(Task inputs)
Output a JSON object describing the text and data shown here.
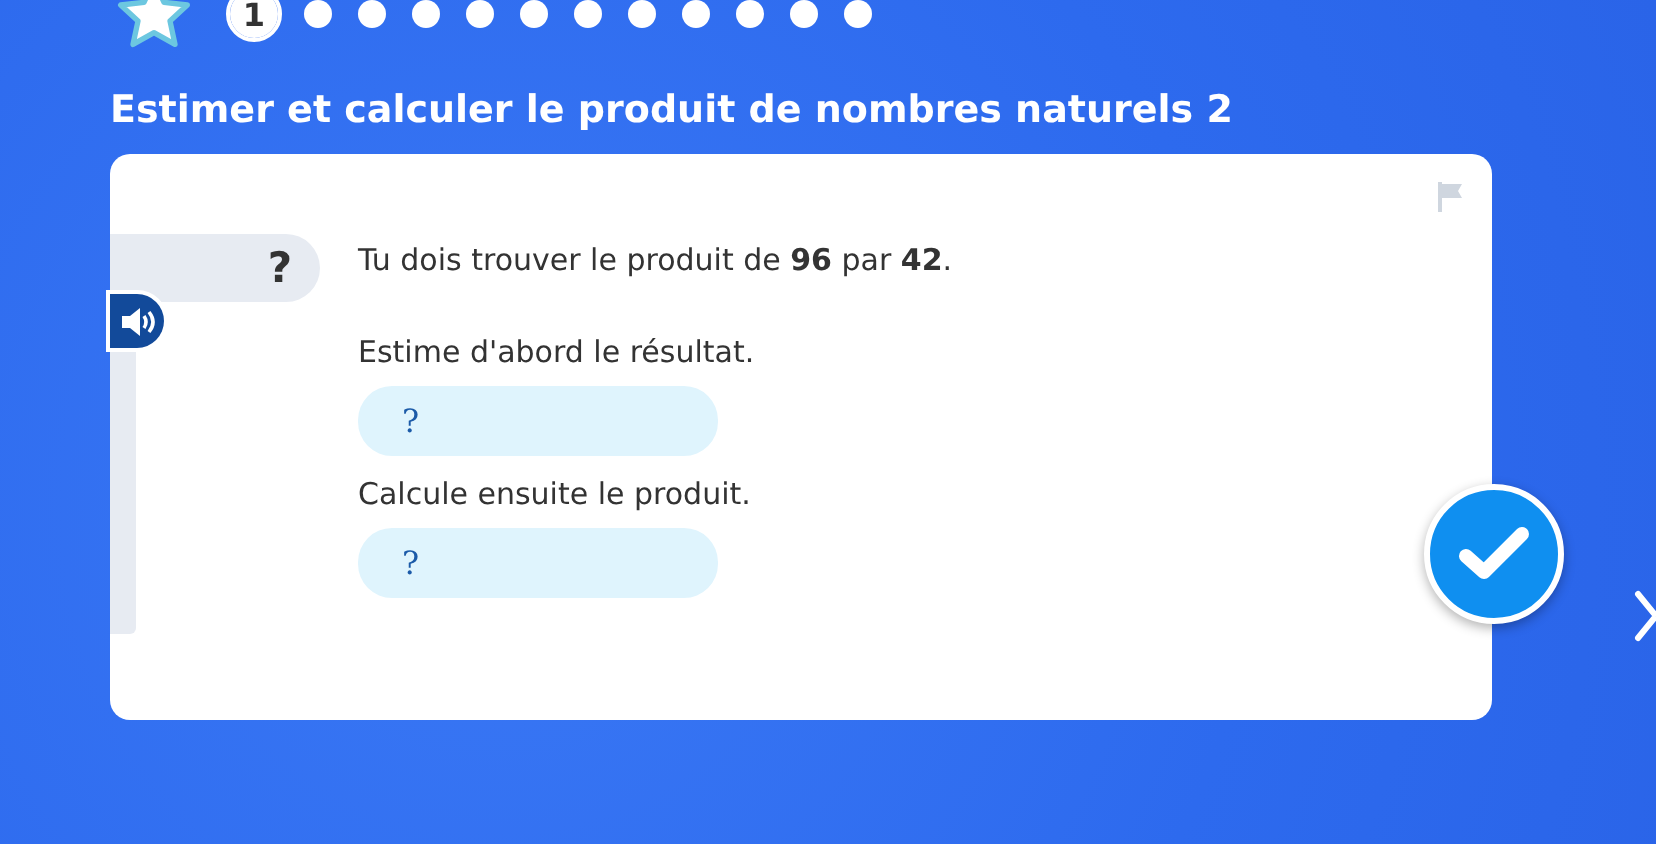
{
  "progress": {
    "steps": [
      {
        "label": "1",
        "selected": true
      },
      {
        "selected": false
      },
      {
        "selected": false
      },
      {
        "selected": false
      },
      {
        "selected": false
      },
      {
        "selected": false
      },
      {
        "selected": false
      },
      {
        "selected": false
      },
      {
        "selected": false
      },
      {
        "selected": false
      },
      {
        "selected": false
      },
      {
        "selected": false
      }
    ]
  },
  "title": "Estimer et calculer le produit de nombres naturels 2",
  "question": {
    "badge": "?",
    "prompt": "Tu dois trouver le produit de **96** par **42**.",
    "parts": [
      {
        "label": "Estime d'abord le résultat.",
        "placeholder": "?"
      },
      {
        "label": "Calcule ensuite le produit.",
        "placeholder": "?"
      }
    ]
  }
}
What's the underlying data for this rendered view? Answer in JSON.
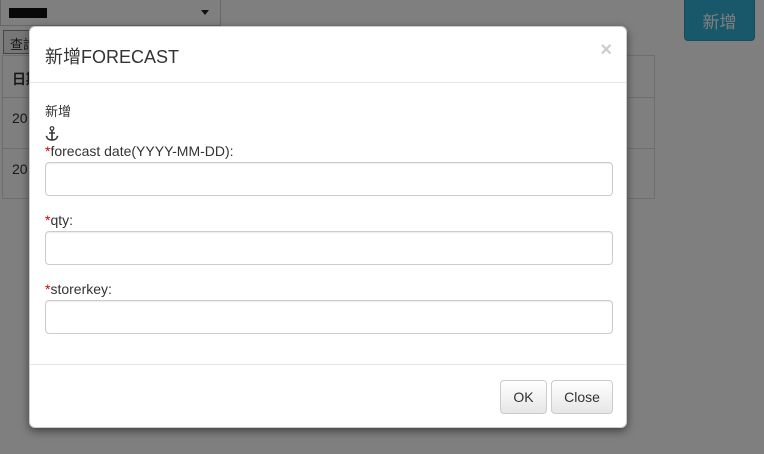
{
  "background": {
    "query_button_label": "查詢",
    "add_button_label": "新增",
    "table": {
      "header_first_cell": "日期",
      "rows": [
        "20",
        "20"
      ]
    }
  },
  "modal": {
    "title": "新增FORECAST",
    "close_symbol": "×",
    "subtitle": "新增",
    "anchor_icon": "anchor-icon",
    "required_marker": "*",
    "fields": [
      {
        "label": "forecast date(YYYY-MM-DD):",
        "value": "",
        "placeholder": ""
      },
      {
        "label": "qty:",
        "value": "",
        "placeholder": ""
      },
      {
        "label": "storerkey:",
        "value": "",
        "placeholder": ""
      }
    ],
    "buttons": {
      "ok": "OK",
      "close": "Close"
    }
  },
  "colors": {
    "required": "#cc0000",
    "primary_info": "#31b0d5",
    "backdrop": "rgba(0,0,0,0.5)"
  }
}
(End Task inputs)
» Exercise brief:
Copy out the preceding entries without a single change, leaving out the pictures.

» Result for this exercise:
Output a JSON object describing the text and data shown here.
{
  "progress": {
    "steps": [
      {
        "label": "1",
        "selected": true
      },
      {
        "selected": false
      },
      {
        "selected": false
      },
      {
        "selected": false
      },
      {
        "selected": false
      },
      {
        "selected": false
      },
      {
        "selected": false
      },
      {
        "selected": false
      },
      {
        "selected": false
      },
      {
        "selected": false
      },
      {
        "selected": false
      },
      {
        "selected": false
      }
    ]
  },
  "title": "Estimer et calculer le produit de nombres naturels 2",
  "question": {
    "badge": "?",
    "prompt": "Tu dois trouver le produit de **96** par **42**.",
    "parts": [
      {
        "label": "Estime d'abord le résultat.",
        "placeholder": "?"
      },
      {
        "label": "Calcule ensuite le produit.",
        "placeholder": "?"
      }
    ]
  }
}
What's the underlying data for this rendered view? Answer in JSON.
{
  "background": {
    "query_button_label": "查詢",
    "add_button_label": "新增",
    "table": {
      "header_first_cell": "日期",
      "rows": [
        "20",
        "20"
      ]
    }
  },
  "modal": {
    "title": "新增FORECAST",
    "close_symbol": "×",
    "subtitle": "新增",
    "anchor_icon": "anchor-icon",
    "required_marker": "*",
    "fields": [
      {
        "label": "forecast date(YYYY-MM-DD):",
        "value": "",
        "placeholder": ""
      },
      {
        "label": "qty:",
        "value": "",
        "placeholder": ""
      },
      {
        "label": "storerkey:",
        "value": "",
        "placeholder": ""
      }
    ],
    "buttons": {
      "ok": "OK",
      "close": "Close"
    }
  },
  "colors": {
    "required": "#cc0000",
    "primary_info": "#31b0d5",
    "backdrop": "rgba(0,0,0,0.5)"
  }
}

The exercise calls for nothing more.